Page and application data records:
*** Begin section ***

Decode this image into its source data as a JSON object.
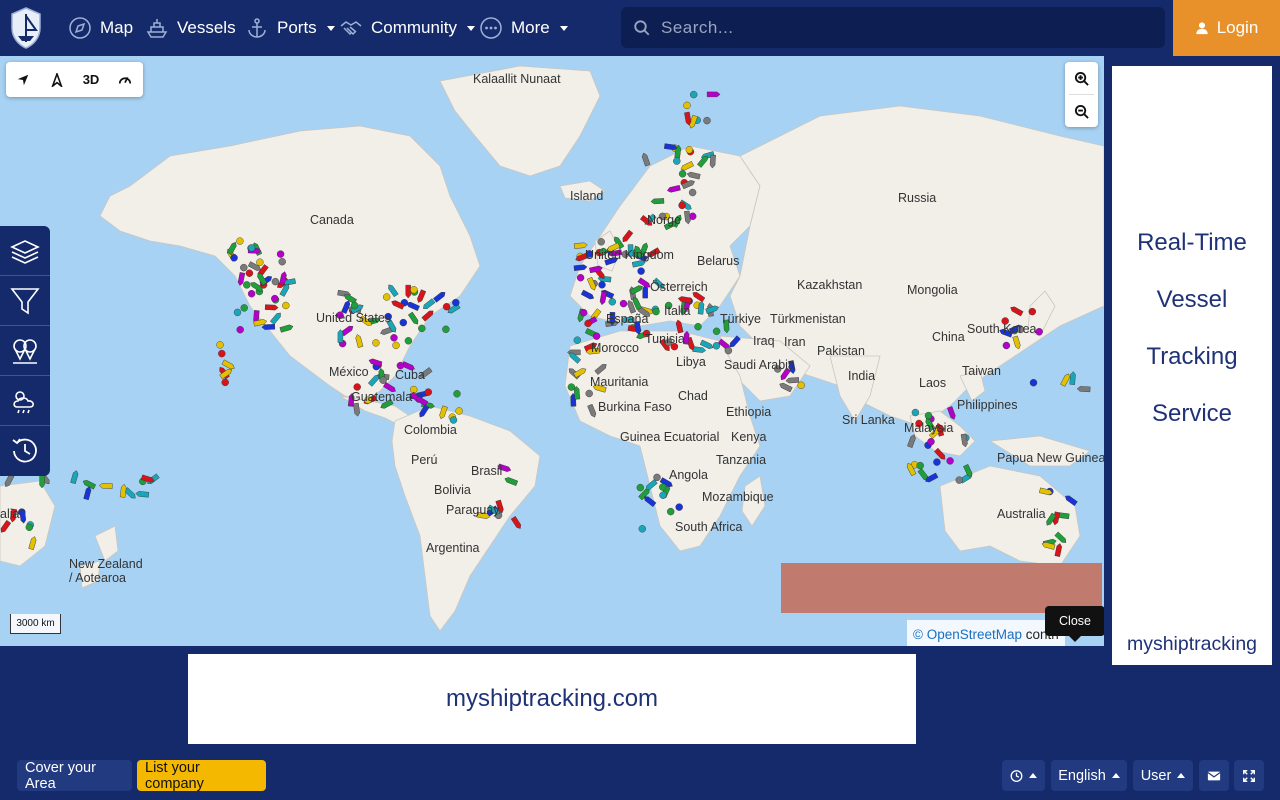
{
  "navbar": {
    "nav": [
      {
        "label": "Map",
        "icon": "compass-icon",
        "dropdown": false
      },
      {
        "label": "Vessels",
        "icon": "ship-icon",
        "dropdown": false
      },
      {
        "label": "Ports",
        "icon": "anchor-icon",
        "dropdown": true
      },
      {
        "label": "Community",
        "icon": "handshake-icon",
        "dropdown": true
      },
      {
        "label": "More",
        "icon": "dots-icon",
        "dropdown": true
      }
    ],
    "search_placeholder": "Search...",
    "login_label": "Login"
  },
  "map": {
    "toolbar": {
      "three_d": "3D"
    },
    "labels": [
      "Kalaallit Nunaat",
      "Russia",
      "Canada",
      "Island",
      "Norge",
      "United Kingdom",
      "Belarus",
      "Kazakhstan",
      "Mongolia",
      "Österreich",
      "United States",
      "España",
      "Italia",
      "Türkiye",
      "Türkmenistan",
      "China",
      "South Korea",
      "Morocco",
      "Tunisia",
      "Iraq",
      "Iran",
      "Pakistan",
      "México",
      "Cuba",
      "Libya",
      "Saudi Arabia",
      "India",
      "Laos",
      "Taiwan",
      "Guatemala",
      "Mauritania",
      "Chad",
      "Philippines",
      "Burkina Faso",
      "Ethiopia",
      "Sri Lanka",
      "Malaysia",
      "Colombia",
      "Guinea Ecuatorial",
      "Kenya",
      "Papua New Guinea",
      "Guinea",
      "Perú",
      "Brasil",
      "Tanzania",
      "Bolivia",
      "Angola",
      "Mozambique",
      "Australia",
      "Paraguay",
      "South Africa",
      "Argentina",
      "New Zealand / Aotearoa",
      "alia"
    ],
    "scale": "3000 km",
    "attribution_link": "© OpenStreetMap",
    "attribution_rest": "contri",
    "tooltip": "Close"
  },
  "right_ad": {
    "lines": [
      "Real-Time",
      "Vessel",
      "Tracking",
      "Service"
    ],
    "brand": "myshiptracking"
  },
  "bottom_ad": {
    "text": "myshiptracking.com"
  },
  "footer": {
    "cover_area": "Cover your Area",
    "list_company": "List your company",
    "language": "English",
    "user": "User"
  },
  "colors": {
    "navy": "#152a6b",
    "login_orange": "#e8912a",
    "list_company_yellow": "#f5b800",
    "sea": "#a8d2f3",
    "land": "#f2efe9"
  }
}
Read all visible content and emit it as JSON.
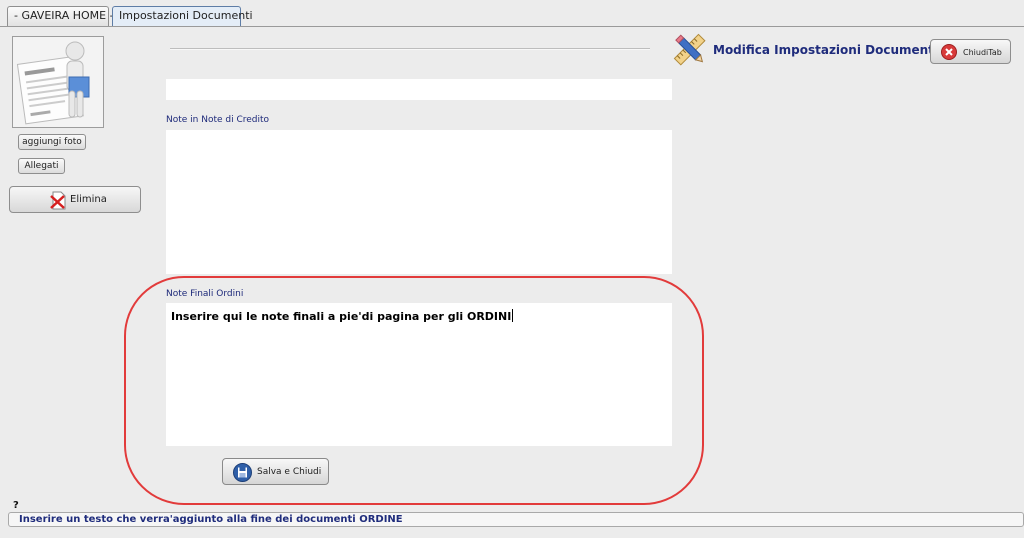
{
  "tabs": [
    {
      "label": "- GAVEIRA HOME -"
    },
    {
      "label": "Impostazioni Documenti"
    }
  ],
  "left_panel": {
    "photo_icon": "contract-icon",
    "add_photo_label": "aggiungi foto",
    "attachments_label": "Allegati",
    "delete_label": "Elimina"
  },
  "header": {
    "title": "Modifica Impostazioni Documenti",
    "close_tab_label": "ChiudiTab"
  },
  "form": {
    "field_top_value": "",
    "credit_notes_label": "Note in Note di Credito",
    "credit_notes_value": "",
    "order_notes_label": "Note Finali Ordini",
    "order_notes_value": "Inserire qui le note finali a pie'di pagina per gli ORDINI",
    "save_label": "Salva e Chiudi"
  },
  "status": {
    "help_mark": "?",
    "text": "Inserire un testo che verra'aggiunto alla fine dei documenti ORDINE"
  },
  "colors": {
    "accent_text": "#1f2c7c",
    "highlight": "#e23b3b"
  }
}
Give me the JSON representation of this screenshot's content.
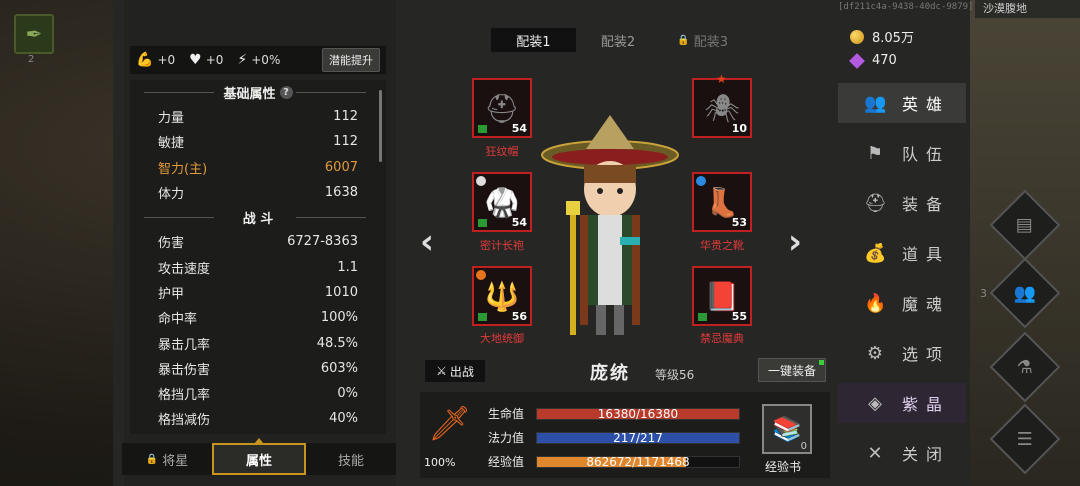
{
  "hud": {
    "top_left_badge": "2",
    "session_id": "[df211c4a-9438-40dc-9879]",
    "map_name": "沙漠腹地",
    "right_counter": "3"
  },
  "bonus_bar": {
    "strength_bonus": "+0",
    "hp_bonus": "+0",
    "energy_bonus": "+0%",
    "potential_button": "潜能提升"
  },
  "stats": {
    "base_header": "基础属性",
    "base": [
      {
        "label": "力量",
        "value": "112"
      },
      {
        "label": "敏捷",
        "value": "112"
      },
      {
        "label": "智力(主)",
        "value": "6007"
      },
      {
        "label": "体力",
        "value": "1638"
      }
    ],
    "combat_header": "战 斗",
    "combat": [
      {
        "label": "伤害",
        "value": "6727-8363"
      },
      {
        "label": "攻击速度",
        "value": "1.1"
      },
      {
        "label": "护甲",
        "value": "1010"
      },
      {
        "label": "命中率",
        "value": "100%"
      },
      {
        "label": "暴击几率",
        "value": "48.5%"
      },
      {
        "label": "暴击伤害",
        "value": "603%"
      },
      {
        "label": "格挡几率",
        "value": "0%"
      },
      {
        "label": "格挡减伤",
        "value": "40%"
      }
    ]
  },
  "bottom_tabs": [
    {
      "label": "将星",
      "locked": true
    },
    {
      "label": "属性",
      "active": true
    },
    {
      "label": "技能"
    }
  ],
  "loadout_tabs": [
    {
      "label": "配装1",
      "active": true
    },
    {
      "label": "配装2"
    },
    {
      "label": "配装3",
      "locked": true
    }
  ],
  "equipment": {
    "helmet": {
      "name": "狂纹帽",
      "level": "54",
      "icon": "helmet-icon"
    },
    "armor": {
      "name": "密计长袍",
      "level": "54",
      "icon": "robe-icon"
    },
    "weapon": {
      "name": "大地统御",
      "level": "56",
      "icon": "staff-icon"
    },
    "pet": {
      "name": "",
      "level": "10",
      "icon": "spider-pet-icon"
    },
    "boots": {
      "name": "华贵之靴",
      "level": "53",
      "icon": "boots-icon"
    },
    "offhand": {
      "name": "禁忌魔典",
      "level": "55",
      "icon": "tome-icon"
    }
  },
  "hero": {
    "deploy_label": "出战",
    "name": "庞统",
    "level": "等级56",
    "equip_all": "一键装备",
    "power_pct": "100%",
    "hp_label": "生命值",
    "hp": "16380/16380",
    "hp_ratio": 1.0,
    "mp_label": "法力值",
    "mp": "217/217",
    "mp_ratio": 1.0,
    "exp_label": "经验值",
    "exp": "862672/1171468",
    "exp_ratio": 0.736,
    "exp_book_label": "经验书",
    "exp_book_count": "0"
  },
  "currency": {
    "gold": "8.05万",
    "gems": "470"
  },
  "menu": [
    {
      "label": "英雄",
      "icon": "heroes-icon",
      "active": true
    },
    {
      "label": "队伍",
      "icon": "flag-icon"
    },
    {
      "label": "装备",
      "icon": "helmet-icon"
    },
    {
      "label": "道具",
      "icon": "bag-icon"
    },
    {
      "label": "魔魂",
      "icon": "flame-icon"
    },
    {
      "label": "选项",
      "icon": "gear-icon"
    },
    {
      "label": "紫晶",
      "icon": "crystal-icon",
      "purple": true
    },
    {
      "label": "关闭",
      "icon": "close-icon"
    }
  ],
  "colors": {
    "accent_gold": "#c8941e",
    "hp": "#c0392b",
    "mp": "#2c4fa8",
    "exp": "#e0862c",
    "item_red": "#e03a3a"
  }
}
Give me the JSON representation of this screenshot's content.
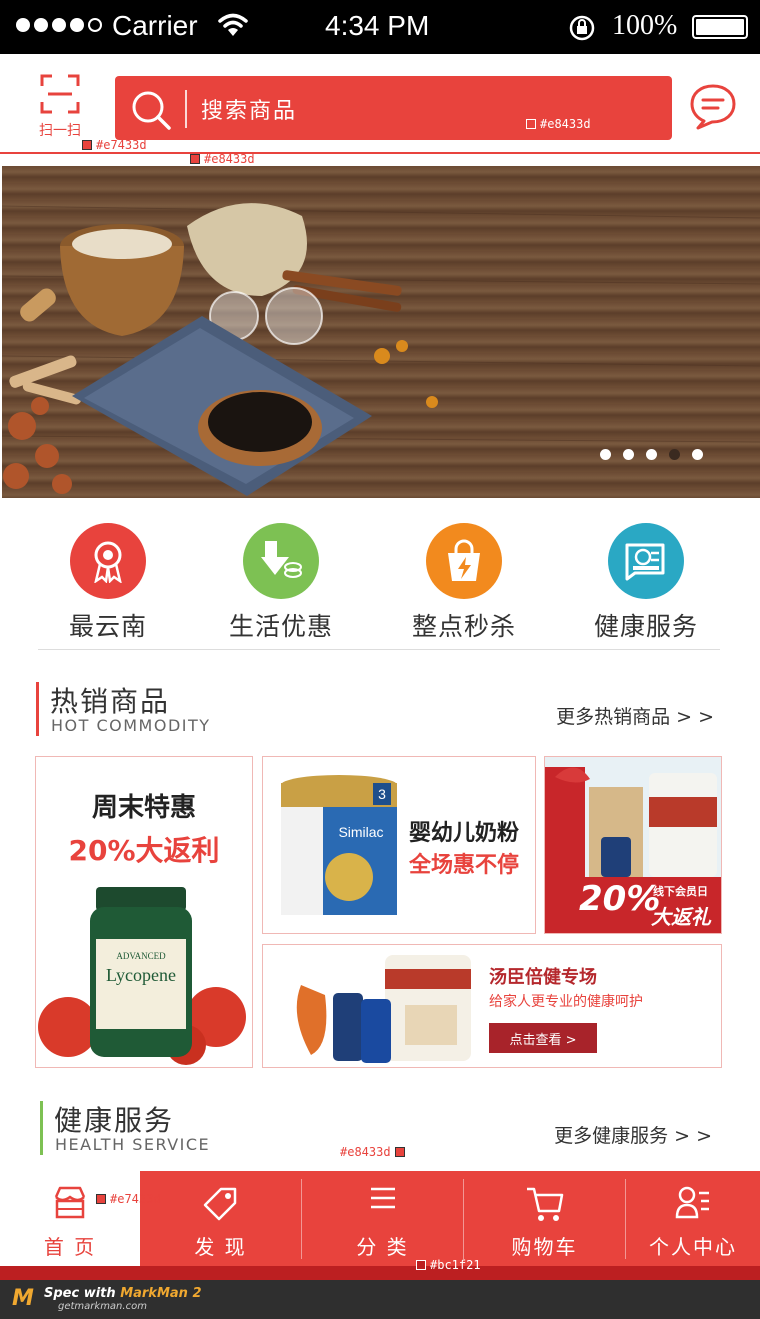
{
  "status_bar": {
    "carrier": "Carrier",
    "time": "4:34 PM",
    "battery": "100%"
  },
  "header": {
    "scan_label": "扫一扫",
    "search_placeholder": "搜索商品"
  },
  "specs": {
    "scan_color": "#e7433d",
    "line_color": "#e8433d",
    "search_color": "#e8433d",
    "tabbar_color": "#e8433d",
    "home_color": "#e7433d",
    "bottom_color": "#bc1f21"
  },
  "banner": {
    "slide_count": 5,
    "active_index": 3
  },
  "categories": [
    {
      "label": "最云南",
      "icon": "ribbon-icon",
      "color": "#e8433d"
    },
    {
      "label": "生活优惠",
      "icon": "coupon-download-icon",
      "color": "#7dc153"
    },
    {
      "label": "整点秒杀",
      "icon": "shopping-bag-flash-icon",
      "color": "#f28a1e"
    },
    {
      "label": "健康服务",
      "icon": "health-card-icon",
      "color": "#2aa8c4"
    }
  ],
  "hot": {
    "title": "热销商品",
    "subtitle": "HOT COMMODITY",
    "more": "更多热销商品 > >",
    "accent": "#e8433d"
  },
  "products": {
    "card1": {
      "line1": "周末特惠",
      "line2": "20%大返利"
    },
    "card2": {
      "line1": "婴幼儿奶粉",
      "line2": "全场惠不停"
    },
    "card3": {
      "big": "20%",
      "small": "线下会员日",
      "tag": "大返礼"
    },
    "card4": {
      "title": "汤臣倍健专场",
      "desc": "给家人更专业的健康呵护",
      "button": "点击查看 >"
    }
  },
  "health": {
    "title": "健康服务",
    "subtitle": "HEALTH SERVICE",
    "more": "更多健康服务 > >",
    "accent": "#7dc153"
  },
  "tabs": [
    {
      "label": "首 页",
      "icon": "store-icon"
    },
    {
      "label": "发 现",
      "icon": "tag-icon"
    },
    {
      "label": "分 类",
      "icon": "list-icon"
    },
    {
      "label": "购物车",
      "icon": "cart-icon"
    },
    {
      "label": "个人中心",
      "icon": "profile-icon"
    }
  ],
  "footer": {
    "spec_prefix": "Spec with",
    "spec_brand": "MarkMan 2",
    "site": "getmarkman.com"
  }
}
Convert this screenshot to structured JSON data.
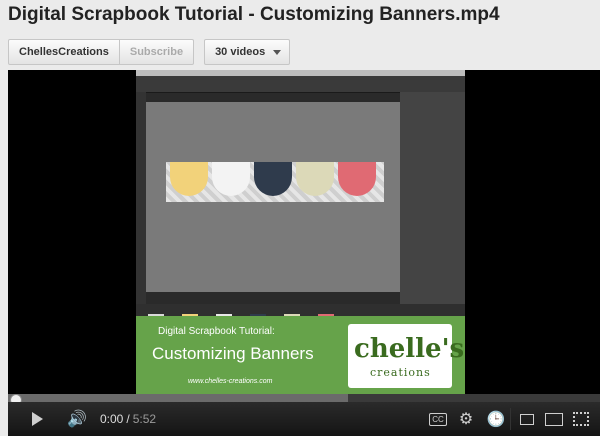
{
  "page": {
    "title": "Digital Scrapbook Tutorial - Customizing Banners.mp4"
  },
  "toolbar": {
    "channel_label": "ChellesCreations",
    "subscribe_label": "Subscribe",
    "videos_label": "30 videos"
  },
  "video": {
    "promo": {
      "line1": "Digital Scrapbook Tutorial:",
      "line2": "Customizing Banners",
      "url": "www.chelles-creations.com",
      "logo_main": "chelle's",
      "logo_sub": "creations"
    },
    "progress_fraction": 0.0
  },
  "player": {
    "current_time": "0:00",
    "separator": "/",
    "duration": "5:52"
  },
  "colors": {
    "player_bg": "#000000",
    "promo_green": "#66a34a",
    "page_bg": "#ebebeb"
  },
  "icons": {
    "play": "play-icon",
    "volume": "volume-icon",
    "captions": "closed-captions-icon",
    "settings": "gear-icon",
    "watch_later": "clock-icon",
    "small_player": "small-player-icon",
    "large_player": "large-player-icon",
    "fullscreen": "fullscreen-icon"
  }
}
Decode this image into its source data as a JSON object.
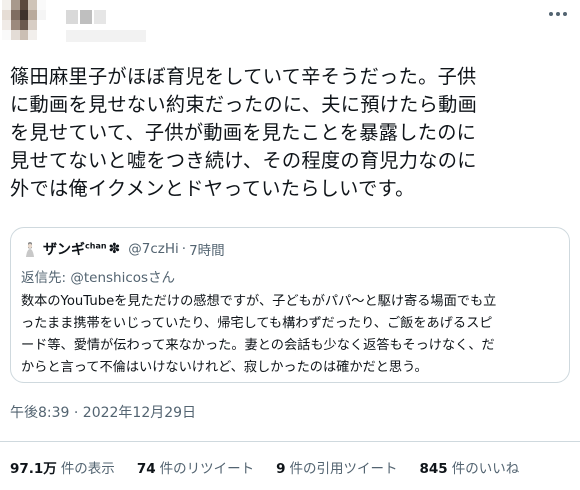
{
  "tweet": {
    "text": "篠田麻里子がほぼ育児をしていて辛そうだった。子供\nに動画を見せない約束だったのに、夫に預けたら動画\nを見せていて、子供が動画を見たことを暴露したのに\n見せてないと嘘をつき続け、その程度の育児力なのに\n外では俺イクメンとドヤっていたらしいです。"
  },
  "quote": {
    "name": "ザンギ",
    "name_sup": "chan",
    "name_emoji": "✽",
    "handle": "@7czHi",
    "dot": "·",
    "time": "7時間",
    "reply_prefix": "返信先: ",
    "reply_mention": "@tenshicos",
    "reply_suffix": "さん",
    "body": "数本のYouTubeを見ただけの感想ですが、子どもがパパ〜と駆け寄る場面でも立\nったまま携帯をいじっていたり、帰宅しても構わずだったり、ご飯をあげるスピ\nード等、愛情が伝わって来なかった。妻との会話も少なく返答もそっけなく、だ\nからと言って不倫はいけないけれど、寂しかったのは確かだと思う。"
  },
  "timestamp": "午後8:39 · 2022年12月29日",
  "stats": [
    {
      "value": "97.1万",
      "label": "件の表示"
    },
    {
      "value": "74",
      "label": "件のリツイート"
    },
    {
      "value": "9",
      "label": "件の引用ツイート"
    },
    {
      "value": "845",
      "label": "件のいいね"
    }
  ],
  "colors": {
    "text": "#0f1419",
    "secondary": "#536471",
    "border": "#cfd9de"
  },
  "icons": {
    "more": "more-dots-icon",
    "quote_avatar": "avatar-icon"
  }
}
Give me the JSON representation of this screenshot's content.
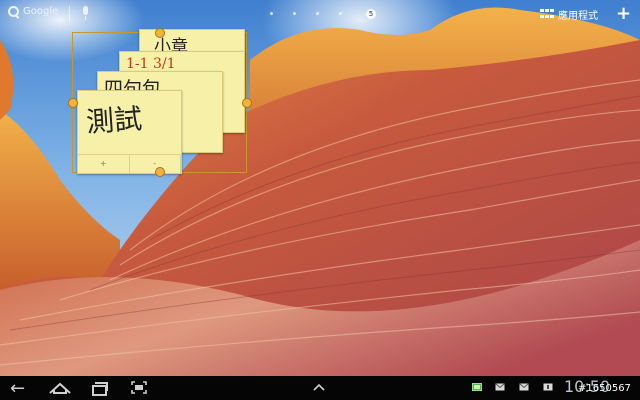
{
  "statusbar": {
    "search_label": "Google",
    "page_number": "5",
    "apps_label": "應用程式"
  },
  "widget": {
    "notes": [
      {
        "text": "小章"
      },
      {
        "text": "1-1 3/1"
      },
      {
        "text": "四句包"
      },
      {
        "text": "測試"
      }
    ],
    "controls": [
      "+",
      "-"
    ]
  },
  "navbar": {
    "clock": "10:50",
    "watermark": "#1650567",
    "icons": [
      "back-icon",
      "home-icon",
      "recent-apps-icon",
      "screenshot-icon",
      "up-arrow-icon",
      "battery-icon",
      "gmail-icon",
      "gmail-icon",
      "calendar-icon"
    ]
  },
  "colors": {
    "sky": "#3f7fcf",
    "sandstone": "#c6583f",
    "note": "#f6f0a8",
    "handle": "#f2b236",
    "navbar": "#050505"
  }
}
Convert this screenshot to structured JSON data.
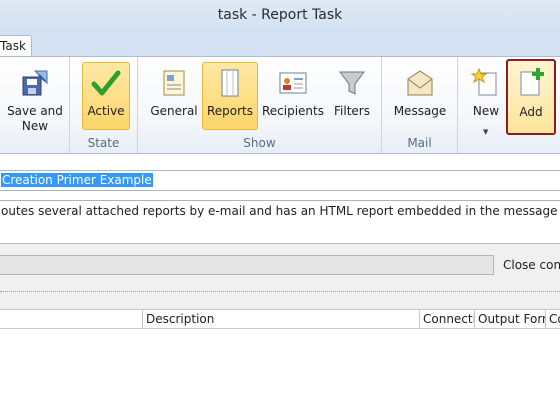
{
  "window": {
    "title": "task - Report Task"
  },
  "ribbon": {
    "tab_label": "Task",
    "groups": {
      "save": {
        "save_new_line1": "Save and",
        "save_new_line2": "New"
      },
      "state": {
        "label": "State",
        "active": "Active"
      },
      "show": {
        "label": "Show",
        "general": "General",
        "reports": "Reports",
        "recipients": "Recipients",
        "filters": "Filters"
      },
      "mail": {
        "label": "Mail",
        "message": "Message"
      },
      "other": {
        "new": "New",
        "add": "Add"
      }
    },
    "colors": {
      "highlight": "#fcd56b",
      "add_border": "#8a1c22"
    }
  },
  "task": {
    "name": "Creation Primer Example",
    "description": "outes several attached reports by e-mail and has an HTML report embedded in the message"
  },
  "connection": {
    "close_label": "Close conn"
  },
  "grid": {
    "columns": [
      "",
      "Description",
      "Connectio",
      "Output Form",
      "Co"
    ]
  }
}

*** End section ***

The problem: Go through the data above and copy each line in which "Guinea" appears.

Expected answer:
      "Guinea Ecuatorial",
      "Papua New Guinea",
      "Guinea",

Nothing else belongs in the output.